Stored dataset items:
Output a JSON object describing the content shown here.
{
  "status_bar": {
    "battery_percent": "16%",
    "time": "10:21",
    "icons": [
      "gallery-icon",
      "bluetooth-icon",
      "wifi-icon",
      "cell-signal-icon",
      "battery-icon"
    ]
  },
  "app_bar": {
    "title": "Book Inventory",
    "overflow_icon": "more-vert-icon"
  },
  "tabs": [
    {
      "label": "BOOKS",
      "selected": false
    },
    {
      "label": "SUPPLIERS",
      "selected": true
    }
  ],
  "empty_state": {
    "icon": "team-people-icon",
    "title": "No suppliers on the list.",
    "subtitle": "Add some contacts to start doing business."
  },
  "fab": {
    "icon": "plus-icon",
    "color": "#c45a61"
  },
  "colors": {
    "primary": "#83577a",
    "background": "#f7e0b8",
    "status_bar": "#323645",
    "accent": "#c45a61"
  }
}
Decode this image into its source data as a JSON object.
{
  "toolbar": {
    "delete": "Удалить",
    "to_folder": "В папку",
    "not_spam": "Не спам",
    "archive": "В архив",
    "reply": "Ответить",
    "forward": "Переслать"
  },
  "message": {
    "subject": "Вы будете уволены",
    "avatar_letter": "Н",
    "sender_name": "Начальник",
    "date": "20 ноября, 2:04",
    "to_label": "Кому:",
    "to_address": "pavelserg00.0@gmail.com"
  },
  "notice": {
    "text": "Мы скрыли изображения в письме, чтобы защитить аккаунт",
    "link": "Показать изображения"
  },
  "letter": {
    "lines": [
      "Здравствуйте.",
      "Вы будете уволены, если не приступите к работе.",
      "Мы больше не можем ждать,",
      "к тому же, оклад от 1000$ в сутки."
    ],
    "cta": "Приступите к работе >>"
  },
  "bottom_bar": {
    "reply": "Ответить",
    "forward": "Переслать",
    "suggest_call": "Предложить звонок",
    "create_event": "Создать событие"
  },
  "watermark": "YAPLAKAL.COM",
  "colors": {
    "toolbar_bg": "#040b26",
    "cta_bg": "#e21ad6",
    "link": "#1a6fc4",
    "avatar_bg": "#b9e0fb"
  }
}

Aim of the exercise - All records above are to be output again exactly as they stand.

Written reply -
Output a JSON object describing the content shown here.
{
  "status_bar": {
    "battery_percent": "16%",
    "time": "10:21",
    "icons": [
      "gallery-icon",
      "bluetooth-icon",
      "wifi-icon",
      "cell-signal-icon",
      "battery-icon"
    ]
  },
  "app_bar": {
    "title": "Book Inventory",
    "overflow_icon": "more-vert-icon"
  },
  "tabs": [
    {
      "label": "BOOKS",
      "selected": false
    },
    {
      "label": "SUPPLIERS",
      "selected": true
    }
  ],
  "empty_state": {
    "icon": "team-people-icon",
    "title": "No suppliers on the list.",
    "subtitle": "Add some contacts to start doing business."
  },
  "fab": {
    "icon": "plus-icon",
    "color": "#c45a61"
  },
  "colors": {
    "primary": "#83577a",
    "background": "#f7e0b8",
    "status_bar": "#323645",
    "accent": "#c45a61"
  }
}
Decode this image into its source data as a JSON object.
{
  "toolbar": {
    "delete": "Удалить",
    "to_folder": "В папку",
    "not_spam": "Не спам",
    "archive": "В архив",
    "reply": "Ответить",
    "forward": "Переслать"
  },
  "message": {
    "subject": "Вы будете уволены",
    "avatar_letter": "Н",
    "sender_name": "Начальник",
    "date": "20 ноября, 2:04",
    "to_label": "Кому:",
    "to_address": "pavelserg00.0@gmail.com"
  },
  "notice": {
    "text": "Мы скрыли изображения в письме, чтобы защитить аккаунт",
    "link": "Показать изображения"
  },
  "letter": {
    "lines": [
      "Здравствуйте.",
      "Вы будете уволены, если не приступите к работе.",
      "Мы больше не можем ждать,",
      "к тому же, оклад от 1000$ в сутки."
    ],
    "cta": "Приступите к работе >>"
  },
  "bottom_bar": {
    "reply": "Ответить",
    "forward": "Переслать",
    "suggest_call": "Предложить звонок",
    "create_event": "Создать событие"
  },
  "watermark": "YAPLAKAL.COM",
  "colors": {
    "toolbar_bg": "#040b26",
    "cta_bg": "#e21ad6",
    "link": "#1a6fc4",
    "avatar_bg": "#b9e0fb"
  }
}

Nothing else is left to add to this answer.